I better review this while it's still fresh in my memory... Although I don't consider myself well-read on WWII, I have enjoyed a dozen books or so (mostly non-fiction) that take place during this most significant period in recent history. Nearly everything I've read takes the perspective of American and Allied troops in the midst of battle, and only mentions civilian life of those left behind in passing.
What I enjoyed most about this book, were the descriptions of how a community far removed from the front lines lived through Nazi occupation, the threat of air raids, and other horrors of war by forming social networks like their literary society. It illustrates that people must learn to cope with the tragic circumstances they find themselves in. Survivors strive to find constructive distractions to demoralizing chaos. In a way, I could draw parallels to the aftermath of 9/11 in our own time.
Several letters, Eben Ramsey's account of the pig roast in particular, were very poignant and interesting to read. I imagine that his description of a farmer forced to provide food to an enemy army was very realistic. I also appreciated Dawsey Adams insight and introspection which were in stark contrast to the effeminate Clovis Fossey blathering on about women's purses and heels or dim-witted Isola Pribby's forensic skills.
Other than published diaries, I've never run across a book that uses a written letter format exclusively to tell the story. After reading this, I can see why. Without a narrator or outside voice to tie up loose ends, the author is forced to fill in details using mundane telegrams and other short bantering correspondence which made parts of the book seem like eavesdropping on someone's private text message session. I'm sure some of that is necessary to move the story along when the authors commit to this style of writing, but it really highlights the weakness and tediousness of the format.
I had a hard time connecting with the characters and therefore never developed a reason to care much about them or become emotionally attached. Something about the way that these different personalities came together and bonded around Elizabeth just didn't ring true to me. Similarly, Juliet's passion to devote her life to her Guernsey pen pals seemed a bit overzealous didn't it?
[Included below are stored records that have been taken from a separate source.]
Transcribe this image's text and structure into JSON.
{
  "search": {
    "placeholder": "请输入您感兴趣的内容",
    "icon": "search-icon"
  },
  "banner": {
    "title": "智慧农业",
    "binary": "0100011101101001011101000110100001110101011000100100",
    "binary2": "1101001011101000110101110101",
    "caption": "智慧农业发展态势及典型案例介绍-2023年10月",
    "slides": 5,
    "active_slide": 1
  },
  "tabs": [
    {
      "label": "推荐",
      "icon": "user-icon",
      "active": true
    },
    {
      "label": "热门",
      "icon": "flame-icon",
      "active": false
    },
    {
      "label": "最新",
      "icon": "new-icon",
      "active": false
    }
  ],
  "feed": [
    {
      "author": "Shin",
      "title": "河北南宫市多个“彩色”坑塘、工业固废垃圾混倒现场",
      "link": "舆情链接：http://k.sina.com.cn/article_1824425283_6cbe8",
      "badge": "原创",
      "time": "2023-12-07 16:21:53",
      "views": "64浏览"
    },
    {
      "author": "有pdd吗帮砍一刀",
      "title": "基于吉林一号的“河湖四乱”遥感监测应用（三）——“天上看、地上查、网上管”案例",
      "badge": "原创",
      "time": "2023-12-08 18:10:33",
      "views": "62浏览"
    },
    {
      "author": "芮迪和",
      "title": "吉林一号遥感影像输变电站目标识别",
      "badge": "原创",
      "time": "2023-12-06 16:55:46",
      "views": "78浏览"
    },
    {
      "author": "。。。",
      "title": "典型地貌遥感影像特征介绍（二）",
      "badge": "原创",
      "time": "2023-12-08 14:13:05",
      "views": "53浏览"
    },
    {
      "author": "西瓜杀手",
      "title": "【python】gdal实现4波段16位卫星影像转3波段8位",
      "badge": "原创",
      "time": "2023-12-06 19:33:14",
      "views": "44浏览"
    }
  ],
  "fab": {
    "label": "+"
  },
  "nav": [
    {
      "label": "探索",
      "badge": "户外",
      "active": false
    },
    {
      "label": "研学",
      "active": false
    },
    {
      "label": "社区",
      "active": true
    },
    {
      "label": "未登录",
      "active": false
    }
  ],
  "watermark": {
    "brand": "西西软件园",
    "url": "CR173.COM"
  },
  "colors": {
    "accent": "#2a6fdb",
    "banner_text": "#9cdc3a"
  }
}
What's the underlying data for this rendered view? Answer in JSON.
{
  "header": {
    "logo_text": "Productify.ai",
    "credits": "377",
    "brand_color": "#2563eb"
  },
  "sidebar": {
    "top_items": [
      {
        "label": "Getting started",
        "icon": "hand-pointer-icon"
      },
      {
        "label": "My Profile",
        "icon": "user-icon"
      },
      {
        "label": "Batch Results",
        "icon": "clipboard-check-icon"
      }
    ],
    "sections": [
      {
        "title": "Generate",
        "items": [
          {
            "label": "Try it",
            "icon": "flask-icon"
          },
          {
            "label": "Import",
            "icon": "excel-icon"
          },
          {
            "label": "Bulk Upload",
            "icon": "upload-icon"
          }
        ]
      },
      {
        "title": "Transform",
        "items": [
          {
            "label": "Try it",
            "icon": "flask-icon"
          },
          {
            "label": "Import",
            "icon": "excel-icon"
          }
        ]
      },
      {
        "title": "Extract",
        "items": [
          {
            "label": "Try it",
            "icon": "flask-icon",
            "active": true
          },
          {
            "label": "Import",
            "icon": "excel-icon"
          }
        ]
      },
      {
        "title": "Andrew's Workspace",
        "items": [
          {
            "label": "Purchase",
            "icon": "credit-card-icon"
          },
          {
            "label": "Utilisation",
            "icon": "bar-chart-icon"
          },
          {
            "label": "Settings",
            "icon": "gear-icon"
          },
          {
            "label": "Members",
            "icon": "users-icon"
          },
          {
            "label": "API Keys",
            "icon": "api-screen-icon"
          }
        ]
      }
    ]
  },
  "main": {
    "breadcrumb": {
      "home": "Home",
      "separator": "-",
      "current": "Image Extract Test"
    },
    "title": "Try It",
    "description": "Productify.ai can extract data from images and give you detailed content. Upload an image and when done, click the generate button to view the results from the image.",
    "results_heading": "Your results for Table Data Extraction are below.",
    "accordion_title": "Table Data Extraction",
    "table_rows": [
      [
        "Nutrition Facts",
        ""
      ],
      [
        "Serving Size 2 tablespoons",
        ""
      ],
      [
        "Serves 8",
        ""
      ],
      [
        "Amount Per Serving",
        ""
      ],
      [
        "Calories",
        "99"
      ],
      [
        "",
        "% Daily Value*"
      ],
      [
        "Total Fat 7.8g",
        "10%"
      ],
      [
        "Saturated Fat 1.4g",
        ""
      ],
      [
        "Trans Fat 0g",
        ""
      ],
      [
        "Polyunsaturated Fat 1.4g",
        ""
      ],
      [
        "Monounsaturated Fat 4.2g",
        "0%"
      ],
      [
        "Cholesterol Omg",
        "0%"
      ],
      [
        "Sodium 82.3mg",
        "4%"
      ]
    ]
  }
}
In the end, there were parts I really enjoyed, especially the powerful and emotional observations of war through civilian eyes. Unfortunately, these moments were fleeting and far between. I realize that I'm not exactly the target audience the authors had in mind, but I honestly did try to put my biases aside and read this objectively. I believe the author's chosen format was the biggest drawback for me, but that aside, I just couldn't find much to appreciate about this story.